On September 2nd and 3rd, 2023, Children from different parts of Africa convened at the Sarova PanAfric Hotel in Nairobi, Kenya, to learn, engage, and discuss how climate change affects them under the theme; “An Africa Fit for Children -Securing the Voices of Children in the Climate Change Discourse.” The Children’s Climate Summit provided a unique opportunity for children to participate in continental and global climate change conversations and discourse and provided a unique platform for children to creatively express their perceptions, aspirations, ideas, and solutions on climate action. The two day summit was intended to afford children the opportunity to share and raise awareness about their lived experiences and the impact of climate change on their wellbeing, and to show the role of children as agents of change in revising the climate crisis.

(Children from different parts of Africa, presenting their projects duringh the Children Climate Summit)

Children engaged in climate activism using art during the children’s climate summit; the art included Poems, art work, and music. 

In their presentation, children emphasized the need for climate change to be taught to everyone in a language that all can understand. Over the years, climate change has increased the number of cases of drought in most African countries, leading to an increase in food insecurity. Lack of food in most African homes has forced children to drop out of school, which has increased the level of illiteracy in Africa. In Uganda, increased floods have led to an increase in landslides, which have caused the destruction of properties and lives. In Kenya, the persistent drought in many parts of the country, especially in Kajiado County, has led to the death of livestock, which is one of the main sources of income for the Maasai community. The harsh reality of that is the increase in early child marriage as parents are compelled to wed their young daughters in exchange for livestock.
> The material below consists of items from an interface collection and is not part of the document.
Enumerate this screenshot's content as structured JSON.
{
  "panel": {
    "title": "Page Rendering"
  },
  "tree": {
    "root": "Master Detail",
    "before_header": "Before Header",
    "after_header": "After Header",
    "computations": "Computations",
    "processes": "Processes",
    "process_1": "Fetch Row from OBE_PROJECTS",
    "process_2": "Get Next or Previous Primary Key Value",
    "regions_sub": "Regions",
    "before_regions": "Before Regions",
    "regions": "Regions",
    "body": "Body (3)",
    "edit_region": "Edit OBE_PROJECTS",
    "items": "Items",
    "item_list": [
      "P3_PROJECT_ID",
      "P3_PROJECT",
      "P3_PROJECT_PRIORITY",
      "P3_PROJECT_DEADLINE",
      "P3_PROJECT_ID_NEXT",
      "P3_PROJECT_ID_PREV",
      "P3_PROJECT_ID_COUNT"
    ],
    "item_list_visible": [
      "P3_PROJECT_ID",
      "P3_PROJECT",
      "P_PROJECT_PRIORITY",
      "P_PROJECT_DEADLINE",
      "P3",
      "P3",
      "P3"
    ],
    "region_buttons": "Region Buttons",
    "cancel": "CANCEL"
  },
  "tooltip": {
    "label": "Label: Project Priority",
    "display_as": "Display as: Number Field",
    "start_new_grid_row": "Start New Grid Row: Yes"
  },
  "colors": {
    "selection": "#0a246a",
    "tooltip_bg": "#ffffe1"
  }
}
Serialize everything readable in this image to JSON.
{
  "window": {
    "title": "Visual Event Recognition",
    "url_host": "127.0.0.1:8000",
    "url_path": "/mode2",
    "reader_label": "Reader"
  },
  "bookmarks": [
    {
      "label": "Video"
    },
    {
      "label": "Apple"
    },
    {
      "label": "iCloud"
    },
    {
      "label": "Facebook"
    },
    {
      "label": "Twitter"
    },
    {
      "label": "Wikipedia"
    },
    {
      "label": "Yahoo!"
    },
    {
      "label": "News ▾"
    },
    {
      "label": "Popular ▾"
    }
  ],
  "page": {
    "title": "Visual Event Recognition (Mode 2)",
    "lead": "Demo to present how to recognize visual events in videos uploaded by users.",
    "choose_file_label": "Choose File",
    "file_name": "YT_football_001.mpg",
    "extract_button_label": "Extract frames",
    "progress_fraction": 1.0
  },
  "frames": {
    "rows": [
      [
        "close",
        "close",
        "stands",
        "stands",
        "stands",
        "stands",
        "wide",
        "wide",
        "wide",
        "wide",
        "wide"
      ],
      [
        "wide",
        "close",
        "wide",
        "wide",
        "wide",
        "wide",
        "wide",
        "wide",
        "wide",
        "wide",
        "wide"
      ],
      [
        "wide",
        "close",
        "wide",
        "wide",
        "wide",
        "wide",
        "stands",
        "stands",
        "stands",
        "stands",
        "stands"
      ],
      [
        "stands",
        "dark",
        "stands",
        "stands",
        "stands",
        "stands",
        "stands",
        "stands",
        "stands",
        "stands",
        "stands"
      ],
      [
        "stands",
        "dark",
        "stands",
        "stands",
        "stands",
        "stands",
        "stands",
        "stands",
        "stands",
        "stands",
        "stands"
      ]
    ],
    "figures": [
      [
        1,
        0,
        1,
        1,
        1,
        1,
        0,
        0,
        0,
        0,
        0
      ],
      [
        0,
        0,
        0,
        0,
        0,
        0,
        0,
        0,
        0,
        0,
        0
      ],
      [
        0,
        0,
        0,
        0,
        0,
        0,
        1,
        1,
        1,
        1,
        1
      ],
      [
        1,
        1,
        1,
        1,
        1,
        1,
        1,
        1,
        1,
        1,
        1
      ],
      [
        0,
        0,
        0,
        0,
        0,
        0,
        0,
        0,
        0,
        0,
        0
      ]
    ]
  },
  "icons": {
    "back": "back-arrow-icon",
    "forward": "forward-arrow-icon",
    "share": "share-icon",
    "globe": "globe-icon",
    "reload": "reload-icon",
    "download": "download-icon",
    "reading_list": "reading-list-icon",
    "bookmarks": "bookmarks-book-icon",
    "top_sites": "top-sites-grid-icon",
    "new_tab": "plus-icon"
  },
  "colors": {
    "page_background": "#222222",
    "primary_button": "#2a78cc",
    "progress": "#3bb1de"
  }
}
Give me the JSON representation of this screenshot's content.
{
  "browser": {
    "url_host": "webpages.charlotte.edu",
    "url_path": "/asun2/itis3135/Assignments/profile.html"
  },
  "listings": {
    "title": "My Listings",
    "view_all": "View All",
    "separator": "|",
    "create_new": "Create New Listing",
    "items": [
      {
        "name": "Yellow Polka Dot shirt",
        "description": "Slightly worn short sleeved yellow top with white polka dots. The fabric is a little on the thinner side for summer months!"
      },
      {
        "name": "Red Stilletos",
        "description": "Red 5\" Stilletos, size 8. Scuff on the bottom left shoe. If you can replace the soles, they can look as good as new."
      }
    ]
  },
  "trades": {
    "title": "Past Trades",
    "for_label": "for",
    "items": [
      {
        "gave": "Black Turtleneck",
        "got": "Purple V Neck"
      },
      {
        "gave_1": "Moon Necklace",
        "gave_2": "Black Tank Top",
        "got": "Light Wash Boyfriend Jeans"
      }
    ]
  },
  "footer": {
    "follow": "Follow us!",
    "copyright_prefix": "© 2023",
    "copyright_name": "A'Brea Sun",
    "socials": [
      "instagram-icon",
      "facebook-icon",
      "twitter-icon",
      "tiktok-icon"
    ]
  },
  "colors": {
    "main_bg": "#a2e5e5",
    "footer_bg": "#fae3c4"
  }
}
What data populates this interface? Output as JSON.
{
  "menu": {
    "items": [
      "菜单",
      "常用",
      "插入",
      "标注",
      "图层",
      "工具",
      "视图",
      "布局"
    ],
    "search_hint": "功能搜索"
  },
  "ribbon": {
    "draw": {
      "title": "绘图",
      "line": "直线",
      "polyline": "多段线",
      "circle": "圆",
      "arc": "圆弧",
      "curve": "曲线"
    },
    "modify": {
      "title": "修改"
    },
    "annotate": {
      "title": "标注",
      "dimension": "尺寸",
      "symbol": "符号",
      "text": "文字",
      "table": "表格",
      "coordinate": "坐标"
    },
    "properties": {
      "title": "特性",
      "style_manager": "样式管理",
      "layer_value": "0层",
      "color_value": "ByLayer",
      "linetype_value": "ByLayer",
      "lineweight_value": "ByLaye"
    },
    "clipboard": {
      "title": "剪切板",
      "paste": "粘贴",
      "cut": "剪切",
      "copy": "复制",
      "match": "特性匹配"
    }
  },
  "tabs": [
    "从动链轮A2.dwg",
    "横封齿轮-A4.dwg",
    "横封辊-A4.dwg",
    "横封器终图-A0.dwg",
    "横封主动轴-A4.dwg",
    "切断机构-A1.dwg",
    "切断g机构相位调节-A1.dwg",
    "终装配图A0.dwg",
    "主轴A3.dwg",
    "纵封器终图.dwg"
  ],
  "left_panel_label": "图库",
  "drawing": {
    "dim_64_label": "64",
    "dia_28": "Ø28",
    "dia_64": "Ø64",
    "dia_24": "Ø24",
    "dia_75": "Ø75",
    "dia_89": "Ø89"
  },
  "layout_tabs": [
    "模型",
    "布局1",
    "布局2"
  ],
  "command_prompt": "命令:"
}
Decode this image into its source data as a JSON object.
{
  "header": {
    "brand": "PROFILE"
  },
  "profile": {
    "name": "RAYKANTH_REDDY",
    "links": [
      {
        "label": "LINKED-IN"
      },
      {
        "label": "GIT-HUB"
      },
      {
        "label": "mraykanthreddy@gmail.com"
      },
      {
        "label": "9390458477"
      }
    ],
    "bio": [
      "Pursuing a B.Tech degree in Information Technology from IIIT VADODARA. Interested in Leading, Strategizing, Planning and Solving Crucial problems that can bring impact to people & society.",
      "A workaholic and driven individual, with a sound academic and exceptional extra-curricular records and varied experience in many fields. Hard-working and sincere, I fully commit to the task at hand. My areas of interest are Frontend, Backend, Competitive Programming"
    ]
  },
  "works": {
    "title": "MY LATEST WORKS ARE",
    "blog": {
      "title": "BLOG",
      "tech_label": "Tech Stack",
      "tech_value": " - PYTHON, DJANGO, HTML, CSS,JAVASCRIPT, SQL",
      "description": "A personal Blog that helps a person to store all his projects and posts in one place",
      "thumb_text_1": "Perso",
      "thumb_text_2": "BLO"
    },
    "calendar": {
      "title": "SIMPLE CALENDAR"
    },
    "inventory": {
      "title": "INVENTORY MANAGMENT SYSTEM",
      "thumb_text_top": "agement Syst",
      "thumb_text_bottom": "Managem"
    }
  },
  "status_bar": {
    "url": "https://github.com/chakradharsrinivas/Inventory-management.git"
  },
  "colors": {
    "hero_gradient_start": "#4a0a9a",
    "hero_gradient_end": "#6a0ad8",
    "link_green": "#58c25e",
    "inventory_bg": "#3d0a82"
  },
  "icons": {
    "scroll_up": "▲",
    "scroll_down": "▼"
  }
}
In Malawi and Mozambique, cyclones have damaged schools and hospitals.

(Different climate activism artwork activity by children during the Children Climate Summit in Nairobi, Kenya)

Recommendation by children.

Children come up with the following solutions;

  1. They need the African government to finance tree planting process, because trees attract more rain, which will ensure more harvest and increase food security
  2. They need African governments to support school feeding programmes and provide a well balanced diet for all children
  3. They need more children in more climate discussions.
  4. Children should be involved in decision making because there is nothing for children without children
  5. The government should create climate sensitization programmes so that we can all learn on how to mitigate the effects of climate crisis
  6. We want African leaders to create an Africa fit for all children.

Young people hold the key to addressing the future impacts of climate change. Despite being the most affected, they lack adequate platforms and voices to share their perspectives and solutions. There is an urgent need, therefore, to empower the next generation of young people to lead the way in addressing climate change.

Our commitment as civil society organisations

 One of our mandates as CSOs is to implement programmes that are focused on the realization of children’s rights as contained in the African Charter on the Rights and Welfare of the Child (ACRWC) and the United Nations Convention on the Rights and Welfare of the Child (UNCRC). We commit to continuing to provide more platforms for children to enable them to participate in meaningful forums such as the children’s climate summit.